Talks at the Labour Relations Commission between unions and management at Iarnród Éireann have been adjourned until Monday.
Members of the unions which are refusing to sign up to planned pay cuts, Siptu and the National Bus and Rail Union (NBRU), met with management for three hours today in an effort to avert further strike action at the company.
Iarnród Éireann workers from the NBRU and SIPTU already staged a 48 hour strike last week - and further strikes are planned for September 7, 8 and 21 in a dispute over the cuts. The stoppages on September 7 and 21 coincide with the All-Ireland hurling and football finals in Croke Park.
Overall, the rail company wants to find €8.5m in savings, of which it believes €4.7m should come from cuts in the staff pay bill. The cost- savings plan will see temporary pay cuts ranging from 1.7% for staff earning up to €56,000 and up to 6.1% for those earning more than €100,000.
However the NBRU and Siptu question the imposition of more hardship on their members. They point out that in recent years staff have accepted of payroll reductions amounting to €36m.
SIPTU spokesperson Owen Reidy said members are open to negotiation but want the Government to step up and play their part.
"There are big issues of trust and confidence," Mr Reidy said. "People have been here before, they've agreements before… and no sooner has the ink been dry than more has been expected.
"There's a lack of clarity in relation to the Government, so we need to hear what the Government has to say and what the company are going to do about a new process, because the gap is very significant."
Iarnród Éireann is adamant that the targeted savings are essential for its financial solvency as well as for the protection of customer services and the security of its workforce’s employment.
The rail company says it has suffered a reduction in annual income of more than €108m since the onset of the economic crisis — €72.3m in Public Service Obligation payments (a reduction of 38%) and €35.2m in revenue.

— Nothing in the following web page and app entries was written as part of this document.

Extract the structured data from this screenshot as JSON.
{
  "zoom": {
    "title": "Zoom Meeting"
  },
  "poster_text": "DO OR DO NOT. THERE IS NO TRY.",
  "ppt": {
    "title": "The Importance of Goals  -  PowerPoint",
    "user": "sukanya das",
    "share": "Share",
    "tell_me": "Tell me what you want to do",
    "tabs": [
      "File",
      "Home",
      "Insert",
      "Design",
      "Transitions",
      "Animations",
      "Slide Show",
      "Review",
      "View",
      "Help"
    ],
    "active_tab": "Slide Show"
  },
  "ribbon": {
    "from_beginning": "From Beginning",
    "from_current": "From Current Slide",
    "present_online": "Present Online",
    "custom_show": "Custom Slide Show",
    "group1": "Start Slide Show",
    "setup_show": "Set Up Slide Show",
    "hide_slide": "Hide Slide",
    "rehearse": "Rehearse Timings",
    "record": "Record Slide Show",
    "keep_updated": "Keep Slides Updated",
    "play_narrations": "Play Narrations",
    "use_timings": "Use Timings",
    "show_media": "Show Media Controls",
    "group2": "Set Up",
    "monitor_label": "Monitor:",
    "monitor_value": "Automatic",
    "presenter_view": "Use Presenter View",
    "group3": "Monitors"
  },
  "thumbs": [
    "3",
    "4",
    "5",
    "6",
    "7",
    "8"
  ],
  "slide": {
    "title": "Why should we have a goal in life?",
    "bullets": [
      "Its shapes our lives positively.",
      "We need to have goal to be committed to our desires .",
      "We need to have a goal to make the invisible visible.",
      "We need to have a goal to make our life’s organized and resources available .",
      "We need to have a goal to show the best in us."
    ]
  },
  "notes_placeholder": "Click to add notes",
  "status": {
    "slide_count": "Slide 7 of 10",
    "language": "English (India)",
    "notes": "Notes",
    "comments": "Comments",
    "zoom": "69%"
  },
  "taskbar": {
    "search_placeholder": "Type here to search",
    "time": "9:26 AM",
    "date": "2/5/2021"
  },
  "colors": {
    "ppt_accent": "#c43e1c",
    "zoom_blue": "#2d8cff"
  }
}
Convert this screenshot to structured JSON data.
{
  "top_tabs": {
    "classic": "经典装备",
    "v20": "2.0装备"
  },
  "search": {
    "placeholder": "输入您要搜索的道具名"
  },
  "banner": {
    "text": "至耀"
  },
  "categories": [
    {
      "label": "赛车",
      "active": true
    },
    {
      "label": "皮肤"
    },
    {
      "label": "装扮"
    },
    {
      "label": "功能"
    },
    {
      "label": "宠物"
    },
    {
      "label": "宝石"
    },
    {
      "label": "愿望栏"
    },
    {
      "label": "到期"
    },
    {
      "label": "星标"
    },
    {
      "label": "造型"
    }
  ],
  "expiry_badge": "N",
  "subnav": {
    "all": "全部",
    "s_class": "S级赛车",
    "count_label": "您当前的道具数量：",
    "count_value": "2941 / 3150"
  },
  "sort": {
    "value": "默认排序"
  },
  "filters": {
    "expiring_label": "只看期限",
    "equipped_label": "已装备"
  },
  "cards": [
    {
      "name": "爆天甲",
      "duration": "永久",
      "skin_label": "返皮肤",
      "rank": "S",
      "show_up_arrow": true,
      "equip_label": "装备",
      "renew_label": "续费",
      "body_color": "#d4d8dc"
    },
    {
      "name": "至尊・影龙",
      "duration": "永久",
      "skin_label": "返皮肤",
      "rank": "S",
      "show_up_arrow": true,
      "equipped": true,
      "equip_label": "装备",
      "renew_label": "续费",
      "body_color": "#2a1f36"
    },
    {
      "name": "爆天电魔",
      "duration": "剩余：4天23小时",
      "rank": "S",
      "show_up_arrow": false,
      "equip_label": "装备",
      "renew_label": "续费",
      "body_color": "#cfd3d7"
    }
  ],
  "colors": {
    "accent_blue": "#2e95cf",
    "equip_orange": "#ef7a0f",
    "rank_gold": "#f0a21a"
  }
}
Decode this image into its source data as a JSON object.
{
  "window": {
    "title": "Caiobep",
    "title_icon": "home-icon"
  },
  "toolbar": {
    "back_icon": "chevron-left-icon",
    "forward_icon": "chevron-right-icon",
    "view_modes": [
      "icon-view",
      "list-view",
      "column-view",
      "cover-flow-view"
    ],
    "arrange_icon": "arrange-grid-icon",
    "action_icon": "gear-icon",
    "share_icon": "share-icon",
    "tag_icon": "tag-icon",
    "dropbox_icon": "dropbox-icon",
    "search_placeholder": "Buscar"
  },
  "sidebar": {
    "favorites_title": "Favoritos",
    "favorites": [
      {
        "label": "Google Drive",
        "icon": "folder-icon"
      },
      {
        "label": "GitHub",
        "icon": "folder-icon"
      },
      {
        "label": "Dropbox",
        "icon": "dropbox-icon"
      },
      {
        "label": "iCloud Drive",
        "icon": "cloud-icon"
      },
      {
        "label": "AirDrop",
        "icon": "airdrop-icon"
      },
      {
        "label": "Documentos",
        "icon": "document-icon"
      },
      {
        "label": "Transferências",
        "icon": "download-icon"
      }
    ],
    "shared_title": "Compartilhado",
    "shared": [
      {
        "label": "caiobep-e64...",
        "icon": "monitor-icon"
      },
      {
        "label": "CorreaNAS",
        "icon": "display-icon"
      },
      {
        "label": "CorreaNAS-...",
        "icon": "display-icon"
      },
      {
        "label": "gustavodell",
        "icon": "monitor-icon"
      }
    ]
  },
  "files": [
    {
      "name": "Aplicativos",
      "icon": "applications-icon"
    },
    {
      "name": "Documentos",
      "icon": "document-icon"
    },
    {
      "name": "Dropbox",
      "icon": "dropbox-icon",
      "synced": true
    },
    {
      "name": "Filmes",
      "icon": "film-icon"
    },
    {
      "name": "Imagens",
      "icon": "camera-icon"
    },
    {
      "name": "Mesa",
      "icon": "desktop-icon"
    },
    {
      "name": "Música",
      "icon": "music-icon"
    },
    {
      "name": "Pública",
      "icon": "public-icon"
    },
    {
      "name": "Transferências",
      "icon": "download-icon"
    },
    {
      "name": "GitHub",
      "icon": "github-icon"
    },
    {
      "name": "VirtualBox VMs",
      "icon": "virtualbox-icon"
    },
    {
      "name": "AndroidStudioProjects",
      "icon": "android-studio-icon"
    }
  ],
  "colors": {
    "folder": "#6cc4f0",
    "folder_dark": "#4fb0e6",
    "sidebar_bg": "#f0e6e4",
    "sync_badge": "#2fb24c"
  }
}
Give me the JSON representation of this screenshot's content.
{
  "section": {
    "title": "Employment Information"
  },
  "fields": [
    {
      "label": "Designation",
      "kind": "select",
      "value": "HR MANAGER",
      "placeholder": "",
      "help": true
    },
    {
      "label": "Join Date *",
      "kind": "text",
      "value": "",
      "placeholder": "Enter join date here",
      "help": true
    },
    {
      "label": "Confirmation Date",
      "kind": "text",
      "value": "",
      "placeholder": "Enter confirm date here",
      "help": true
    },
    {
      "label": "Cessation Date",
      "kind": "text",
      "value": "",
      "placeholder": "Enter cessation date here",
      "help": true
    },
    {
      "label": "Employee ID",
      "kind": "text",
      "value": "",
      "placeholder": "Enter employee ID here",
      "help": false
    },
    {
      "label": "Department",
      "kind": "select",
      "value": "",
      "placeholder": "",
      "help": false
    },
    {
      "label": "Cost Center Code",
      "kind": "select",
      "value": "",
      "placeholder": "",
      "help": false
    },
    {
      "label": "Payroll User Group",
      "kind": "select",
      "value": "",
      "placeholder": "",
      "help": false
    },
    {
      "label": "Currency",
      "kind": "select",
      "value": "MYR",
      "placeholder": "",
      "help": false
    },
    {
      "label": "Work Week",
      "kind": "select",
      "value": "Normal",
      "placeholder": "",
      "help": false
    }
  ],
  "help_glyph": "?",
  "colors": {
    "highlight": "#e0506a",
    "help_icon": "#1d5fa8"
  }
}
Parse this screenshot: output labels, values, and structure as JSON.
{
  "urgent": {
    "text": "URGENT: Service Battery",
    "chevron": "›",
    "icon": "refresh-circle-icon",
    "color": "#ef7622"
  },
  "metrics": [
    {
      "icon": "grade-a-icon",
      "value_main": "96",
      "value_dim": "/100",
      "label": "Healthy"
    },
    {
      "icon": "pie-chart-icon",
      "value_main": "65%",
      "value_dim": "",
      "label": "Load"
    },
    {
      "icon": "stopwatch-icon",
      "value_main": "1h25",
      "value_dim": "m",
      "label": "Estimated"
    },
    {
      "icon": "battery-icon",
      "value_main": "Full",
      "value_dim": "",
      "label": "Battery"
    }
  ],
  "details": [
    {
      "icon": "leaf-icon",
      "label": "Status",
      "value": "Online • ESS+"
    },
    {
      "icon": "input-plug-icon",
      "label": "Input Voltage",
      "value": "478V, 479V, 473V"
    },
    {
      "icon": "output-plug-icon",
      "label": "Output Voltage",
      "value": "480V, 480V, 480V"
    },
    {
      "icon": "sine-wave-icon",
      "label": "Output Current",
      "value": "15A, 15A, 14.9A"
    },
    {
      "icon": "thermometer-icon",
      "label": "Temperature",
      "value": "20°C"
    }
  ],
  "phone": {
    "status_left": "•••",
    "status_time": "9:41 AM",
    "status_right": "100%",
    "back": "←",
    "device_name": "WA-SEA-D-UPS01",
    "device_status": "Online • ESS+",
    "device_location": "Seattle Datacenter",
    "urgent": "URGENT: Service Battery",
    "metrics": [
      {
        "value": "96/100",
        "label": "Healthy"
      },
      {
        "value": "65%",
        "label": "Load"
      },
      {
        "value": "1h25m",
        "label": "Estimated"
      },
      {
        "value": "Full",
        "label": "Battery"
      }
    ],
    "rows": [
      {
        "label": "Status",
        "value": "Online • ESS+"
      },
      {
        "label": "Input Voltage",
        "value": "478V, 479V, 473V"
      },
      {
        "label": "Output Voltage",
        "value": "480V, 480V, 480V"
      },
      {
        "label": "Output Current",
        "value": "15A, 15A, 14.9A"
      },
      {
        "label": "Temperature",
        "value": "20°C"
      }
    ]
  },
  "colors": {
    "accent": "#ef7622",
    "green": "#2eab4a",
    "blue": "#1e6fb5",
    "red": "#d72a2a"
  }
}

It adds that, despite reducing annual operating costs by €73m in the same period, it has recorded losses annually in successive years, with a loss of €16.4m in 2013.
Speaking earlier today Iarnród Éireann spokesman Barry Kenny said the company was firm on the need for pay cuts.
"We need payroll savings," Mr Kenny said. "We also need non-payrolls savings (and) we need to grow revenue, which we are doing.
"We also need sustainable funding into the future," he added.
"And we are engaged with the NTA and the Department of Transport in terms of how that funding will be in the years to come."